If you bet 5 coins, all winning hands are paid out multiplied by a factor of 5, except for the royal flush.  This is a bonus amount designed as an incentive  to play five coins. All those players who play less than maximum coins are setting up the best payoffs for those who do.

Two of my favorite Video Poker versions follow with corresponding strategies:


 Full-pay Deuces Wild Versions will be 9/5's as you scan down the one coin payout line -- 9 coins for a straight flush and 5 coins for 4-of-a-kind. Except in Nevada, most casinos offer 4 coins for 4-of-a-kind, the short-pay version.

Some players are reluctant to throw away five cards, but that is a most important strategy;  you want to make room for additional card(s) that could be a deuce(s), and holding that ace or king is not going to help you if the next hand coming up could be four or five sevens. Here's the reason for the reluctancy.

Die hard Jacks or Better players will throw away complete hands-5 cards only 3% of the time, while Deuces Wild players almost 20% of the time -- nearly every fifth hand.

Do not keep two pairs. Select one or the other, as 3-of-a-kind is the minimum scheduled payout.

Inside straights should be held, if presenting the best possible return from your initial five cards dealt. Therefore, a 5, 6, 8, 9 hand can produce a 7 or wild card in this VP version.

Strategies for this VP version are determined by the number of deuces or absence of deuces that are dealt in your initial hand.

Approximately every 5000 hands will hit four deuces -- a secondary jackpot that will keep you in the game or allow you to pocket some winnings.

Percentages speak for themselves, good reason to practice correct strategy for this 100%+  full-pay game.

The excitement of all or nothing in Deuces makes it a thrilling, and "wild" game. You can go for stretches without seeing one Deuce, then hit a Royal with Deuces, and four-of-a-kind is easy to get; what  a roller coaster ride!


First up, and most important, the full-pay Jokers Wild (JW) pay schedules will be 7/5 machines, 7 coins for a full house and 5 coins for a flush. There are two versions out there: one returns money on a pair of Kings or better,  the other requires at least two pair before there is a payout.

The former is the more desirable full-pay version.

These strategies for Jokers, unlike Jacks+, reflect the wild card, a 53-card deck, and the different  payouts. This game is almost as volatile as Deuces Wild, where original 5 cards dealt are discarded more often than Jacks+.

If you do not hold the joker, keep three cards to a royal over a pair of aces or kings because of the higher payout.  You could catch another ace or king and still be paid.

If three cards are consecutive cards for a straight flush, i.e.,  5, 6, 7 of hearts, discard other cards even a small pair, for the higher payback. If not consecutive, keep the small pair.

Don't be afraid to hold the joker alone.
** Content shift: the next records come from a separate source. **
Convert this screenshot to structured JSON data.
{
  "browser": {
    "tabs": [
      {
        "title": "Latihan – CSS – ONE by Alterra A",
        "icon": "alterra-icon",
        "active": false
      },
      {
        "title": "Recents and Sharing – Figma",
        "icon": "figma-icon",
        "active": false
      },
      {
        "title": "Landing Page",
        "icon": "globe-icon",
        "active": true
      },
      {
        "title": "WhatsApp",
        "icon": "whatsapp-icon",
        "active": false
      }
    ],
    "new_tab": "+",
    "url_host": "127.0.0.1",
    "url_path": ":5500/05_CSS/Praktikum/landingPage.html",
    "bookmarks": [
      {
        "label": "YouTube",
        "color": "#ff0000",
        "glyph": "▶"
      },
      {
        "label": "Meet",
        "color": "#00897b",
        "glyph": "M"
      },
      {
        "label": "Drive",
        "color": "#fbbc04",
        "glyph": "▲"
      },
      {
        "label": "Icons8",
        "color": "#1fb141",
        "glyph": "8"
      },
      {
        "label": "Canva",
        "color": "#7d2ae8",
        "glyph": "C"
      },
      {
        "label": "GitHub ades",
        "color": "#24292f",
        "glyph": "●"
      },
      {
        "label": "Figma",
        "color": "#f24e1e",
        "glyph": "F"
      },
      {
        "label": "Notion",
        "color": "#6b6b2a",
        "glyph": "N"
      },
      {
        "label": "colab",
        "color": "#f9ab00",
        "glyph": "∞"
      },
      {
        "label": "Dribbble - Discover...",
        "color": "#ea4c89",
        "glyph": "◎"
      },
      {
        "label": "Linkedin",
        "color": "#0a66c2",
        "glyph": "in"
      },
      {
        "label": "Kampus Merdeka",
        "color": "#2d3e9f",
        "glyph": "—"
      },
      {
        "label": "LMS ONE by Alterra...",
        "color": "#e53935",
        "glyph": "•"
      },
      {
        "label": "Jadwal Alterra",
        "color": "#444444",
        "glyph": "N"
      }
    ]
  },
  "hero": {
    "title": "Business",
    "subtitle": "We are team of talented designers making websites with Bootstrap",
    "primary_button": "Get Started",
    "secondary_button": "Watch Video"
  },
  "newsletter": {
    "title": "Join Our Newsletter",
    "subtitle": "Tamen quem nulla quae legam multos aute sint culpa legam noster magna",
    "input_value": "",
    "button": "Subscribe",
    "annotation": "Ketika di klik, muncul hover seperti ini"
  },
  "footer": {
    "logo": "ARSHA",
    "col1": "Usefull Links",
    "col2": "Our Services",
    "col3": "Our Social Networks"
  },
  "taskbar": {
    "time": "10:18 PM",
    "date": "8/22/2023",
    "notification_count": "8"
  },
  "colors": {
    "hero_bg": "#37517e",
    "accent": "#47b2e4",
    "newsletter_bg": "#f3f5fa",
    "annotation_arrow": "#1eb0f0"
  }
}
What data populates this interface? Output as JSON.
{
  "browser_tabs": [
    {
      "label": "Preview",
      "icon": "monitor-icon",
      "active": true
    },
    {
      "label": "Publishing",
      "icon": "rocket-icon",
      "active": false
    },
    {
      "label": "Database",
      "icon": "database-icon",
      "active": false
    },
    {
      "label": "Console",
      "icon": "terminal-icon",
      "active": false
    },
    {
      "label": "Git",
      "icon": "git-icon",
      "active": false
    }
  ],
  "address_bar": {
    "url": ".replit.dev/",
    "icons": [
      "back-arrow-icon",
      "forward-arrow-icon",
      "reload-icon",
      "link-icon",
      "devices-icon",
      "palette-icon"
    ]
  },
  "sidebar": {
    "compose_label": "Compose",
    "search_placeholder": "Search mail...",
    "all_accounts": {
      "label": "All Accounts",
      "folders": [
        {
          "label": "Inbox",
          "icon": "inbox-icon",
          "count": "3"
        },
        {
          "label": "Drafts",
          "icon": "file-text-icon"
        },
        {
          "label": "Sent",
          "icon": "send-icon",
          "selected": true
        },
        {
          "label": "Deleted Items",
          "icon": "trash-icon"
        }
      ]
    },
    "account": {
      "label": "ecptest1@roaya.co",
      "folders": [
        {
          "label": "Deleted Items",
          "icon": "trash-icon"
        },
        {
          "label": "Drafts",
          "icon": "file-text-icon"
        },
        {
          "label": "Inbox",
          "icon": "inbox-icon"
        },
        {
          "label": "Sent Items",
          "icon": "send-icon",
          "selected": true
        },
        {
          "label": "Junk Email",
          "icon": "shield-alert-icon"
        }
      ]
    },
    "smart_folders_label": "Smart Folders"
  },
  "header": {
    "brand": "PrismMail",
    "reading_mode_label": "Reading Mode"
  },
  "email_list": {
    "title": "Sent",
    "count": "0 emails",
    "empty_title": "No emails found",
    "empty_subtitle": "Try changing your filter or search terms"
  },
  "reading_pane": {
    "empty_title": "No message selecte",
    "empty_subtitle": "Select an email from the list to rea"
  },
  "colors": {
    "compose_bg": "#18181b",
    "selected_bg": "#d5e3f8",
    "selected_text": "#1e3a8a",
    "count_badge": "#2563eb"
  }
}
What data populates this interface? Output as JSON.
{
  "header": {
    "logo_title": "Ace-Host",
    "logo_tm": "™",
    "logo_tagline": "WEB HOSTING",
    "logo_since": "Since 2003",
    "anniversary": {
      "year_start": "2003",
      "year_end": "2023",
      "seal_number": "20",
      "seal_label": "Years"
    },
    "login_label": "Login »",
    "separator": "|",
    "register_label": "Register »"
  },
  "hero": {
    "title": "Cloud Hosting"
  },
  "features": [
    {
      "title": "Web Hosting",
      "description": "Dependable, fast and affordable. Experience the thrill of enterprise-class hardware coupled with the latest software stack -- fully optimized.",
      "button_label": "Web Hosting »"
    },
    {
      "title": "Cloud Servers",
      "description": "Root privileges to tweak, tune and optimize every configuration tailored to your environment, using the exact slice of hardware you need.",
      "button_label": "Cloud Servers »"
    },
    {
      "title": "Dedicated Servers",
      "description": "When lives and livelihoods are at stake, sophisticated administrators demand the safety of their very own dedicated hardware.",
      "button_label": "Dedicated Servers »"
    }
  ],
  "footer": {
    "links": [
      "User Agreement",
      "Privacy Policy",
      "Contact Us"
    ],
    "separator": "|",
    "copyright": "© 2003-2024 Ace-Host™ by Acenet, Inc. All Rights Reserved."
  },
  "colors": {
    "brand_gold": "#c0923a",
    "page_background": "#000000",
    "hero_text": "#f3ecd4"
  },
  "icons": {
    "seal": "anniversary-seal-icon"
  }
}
More than 3% of the time, you won't be able to connect with a straight, flush, straight flush, or a high pair; however, holding the joker only can give you four new cards, and a win.

 They don't throw you out of a casino as they do Blackjack counters but the casino can and will shut down machines that have been hammered for wins, and take it away. Those "temporarily out of service" signs do not necessarily mean a slot mechanic is on the way, rather this VP is headed for the dumpster, and permanently out of service.

Don't get me started  on casinos that install the short-pay, downright stinky versions of VP's that target the uneducated player - outrageous!

And, there are quite a few casinos out there, probably near you, that deliberately install fewer VP's because most casinos are mandated that games of chance with skill involved must have higher payouts. Therefore, slots impact the casino's bottom line in a more profitable fashion. You will also receive more slot card points towards comps at a slot machine that any VP version.

Video Poker Made Easier (Winning Strategies for Serious Players) offers more information for all VP's including newest versions. Writing this book about a favorite casino game, was a labor of love--a fun game with serious payouts.

In the end, may all your VP choices turn out to be 'royalty.'


Gayle Mitchell is author of  Casino Gambling Made Easier   books, booklets and strategy cards.